DIRECTIONS: Make an exact copy of the listing, without images.

____ DATASET RECORDS

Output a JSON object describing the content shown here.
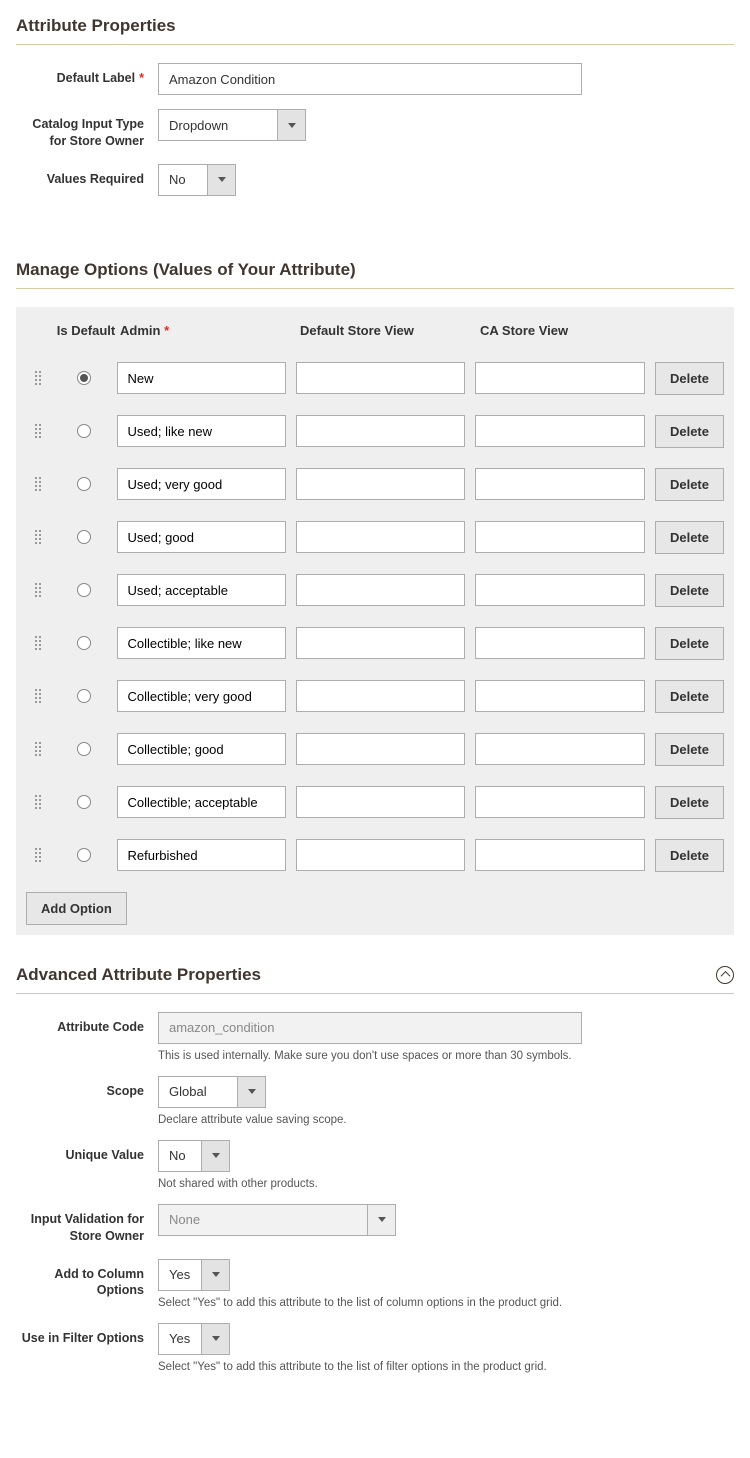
{
  "section_props": {
    "title": "Attribute Properties",
    "default_label": {
      "label": "Default Label",
      "value": "Amazon Condition",
      "required": true
    },
    "catalog_input": {
      "label": "Catalog Input Type for Store Owner",
      "value": "Dropdown"
    },
    "values_required": {
      "label": "Values Required",
      "value": "No"
    }
  },
  "section_options": {
    "title": "Manage Options (Values of Your Attribute)",
    "headers": {
      "is_default": "Is Default",
      "admin": "Admin",
      "default_view": "Default Store View",
      "ca_view": "CA Store View"
    },
    "rows": [
      {
        "admin": "New",
        "default_view": "",
        "ca_view": "",
        "is_default": true
      },
      {
        "admin": "Used; like new",
        "default_view": "",
        "ca_view": "",
        "is_default": false
      },
      {
        "admin": "Used; very good",
        "default_view": "",
        "ca_view": "",
        "is_default": false
      },
      {
        "admin": "Used; good",
        "default_view": "",
        "ca_view": "",
        "is_default": false
      },
      {
        "admin": "Used; acceptable",
        "default_view": "",
        "ca_view": "",
        "is_default": false
      },
      {
        "admin": "Collectible; like new",
        "default_view": "",
        "ca_view": "",
        "is_default": false
      },
      {
        "admin": "Collectible; very good",
        "default_view": "",
        "ca_view": "",
        "is_default": false
      },
      {
        "admin": "Collectible; good",
        "default_view": "",
        "ca_view": "",
        "is_default": false
      },
      {
        "admin": "Collectible; acceptable",
        "default_view": "",
        "ca_view": "",
        "is_default": false
      },
      {
        "admin": "Refurbished",
        "default_view": "",
        "ca_view": "",
        "is_default": false
      }
    ],
    "delete_label": "Delete",
    "add_option_label": "Add Option",
    "admin_required": true
  },
  "section_adv": {
    "title": "Advanced Attribute Properties",
    "attribute_code": {
      "label": "Attribute Code",
      "value": "amazon_condition",
      "note": "This is used internally. Make sure you don't use spaces or more than 30 symbols."
    },
    "scope": {
      "label": "Scope",
      "value": "Global",
      "note": "Declare attribute value saving scope."
    },
    "unique_value": {
      "label": "Unique Value",
      "value": "No",
      "note": "Not shared with other products."
    },
    "input_validation": {
      "label": "Input Validation for Store Owner",
      "value": "None"
    },
    "add_to_column": {
      "label": "Add to Column Options",
      "value": "Yes",
      "note": "Select \"Yes\" to add this attribute to the list of column options in the product grid."
    },
    "use_in_filter": {
      "label": "Use in Filter Options",
      "value": "Yes",
      "note": "Select \"Yes\" to add this attribute to the list of filter options in the product grid."
    }
  }
}
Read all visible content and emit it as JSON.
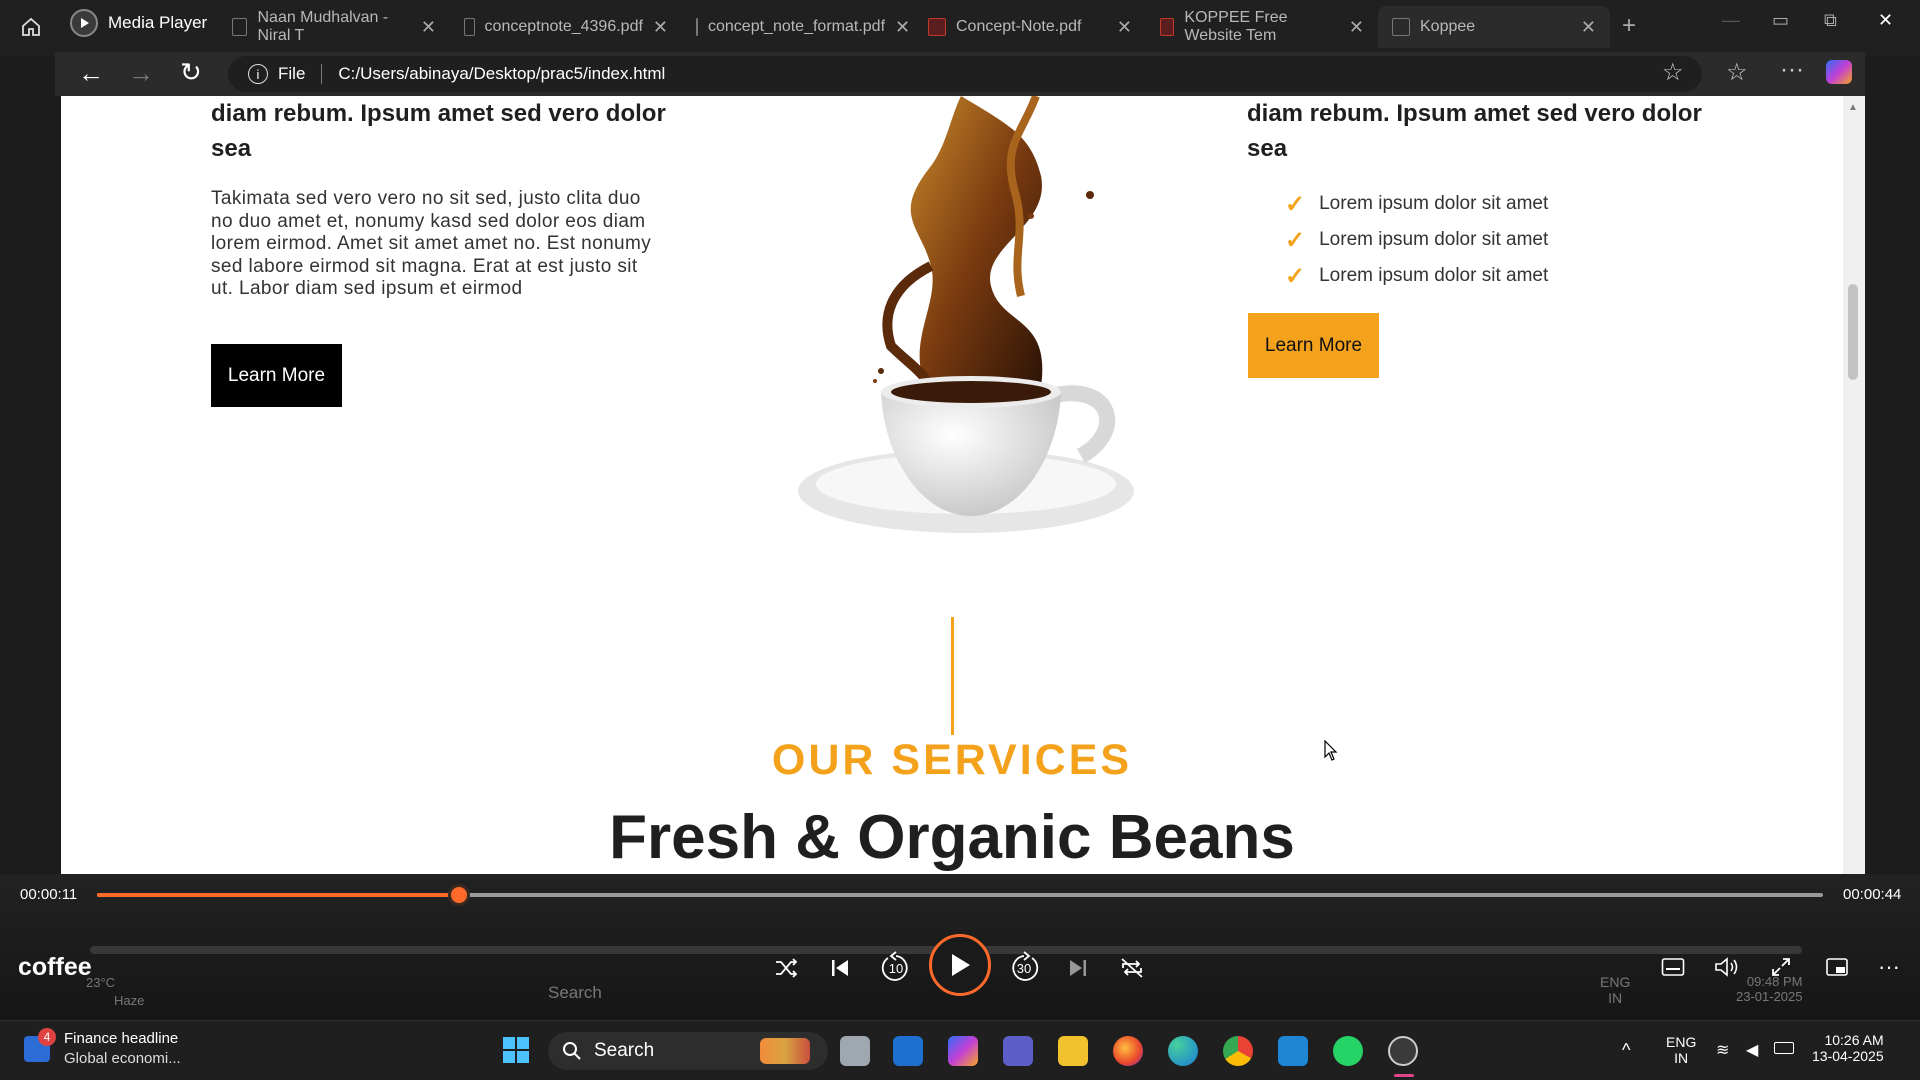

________

WRITTEN ANSWER:
Output a JSON object describing the content shown here.
{
  "section_props": {
    "title": "Attribute Properties",
    "default_label": {
      "label": "Default Label",
      "value": "Amazon Condition",
      "required": true
    },
    "catalog_input": {
      "label": "Catalog Input Type for Store Owner",
      "value": "Dropdown"
    },
    "values_required": {
      "label": "Values Required",
      "value": "No"
    }
  },
  "section_options": {
    "title": "Manage Options (Values of Your Attribute)",
    "headers": {
      "is_default": "Is Default",
      "admin": "Admin",
      "default_view": "Default Store View",
      "ca_view": "CA Store View"
    },
    "rows": [
      {
        "admin": "New",
        "default_view": "",
        "ca_view": "",
        "is_default": true
      },
      {
        "admin": "Used; like new",
        "default_view": "",
        "ca_view": "",
        "is_default": false
      },
      {
        "admin": "Used; very good",
        "default_view": "",
        "ca_view": "",
        "is_default": false
      },
      {
        "admin": "Used; good",
        "default_view": "",
        "ca_view": "",
        "is_default": false
      },
      {
        "admin": "Used; acceptable",
        "default_view": "",
        "ca_view": "",
        "is_default": false
      },
      {
        "admin": "Collectible; like new",
        "default_view": "",
        "ca_view": "",
        "is_default": false
      },
      {
        "admin": "Collectible; very good",
        "default_view": "",
        "ca_view": "",
        "is_default": false
      },
      {
        "admin": "Collectible; good",
        "default_view": "",
        "ca_view": "",
        "is_default": false
      },
      {
        "admin": "Collectible; acceptable",
        "default_view": "",
        "ca_view": "",
        "is_default": false
      },
      {
        "admin": "Refurbished",
        "default_view": "",
        "ca_view": "",
        "is_default": false
      }
    ],
    "delete_label": "Delete",
    "add_option_label": "Add Option",
    "admin_required": true
  },
  "section_adv": {
    "title": "Advanced Attribute Properties",
    "attribute_code": {
      "label": "Attribute Code",
      "value": "amazon_condition",
      "note": "This is used internally. Make sure you don't use spaces or more than 30 symbols."
    },
    "scope": {
      "label": "Scope",
      "value": "Global",
      "note": "Declare attribute value saving scope."
    },
    "unique_value": {
      "label": "Unique Value",
      "value": "No",
      "note": "Not shared with other products."
    },
    "input_validation": {
      "label": "Input Validation for Store Owner",
      "value": "None"
    },
    "add_to_column": {
      "label": "Add to Column Options",
      "value": "Yes",
      "note": "Select \"Yes\" to add this attribute to the list of column options in the product grid."
    },
    "use_in_filter": {
      "label": "Use in Filter Options",
      "value": "Yes",
      "note": "Select \"Yes\" to add this attribute to the list of filter options in the product grid."
    }
  }
}
Read all visible content and emit it as JSON.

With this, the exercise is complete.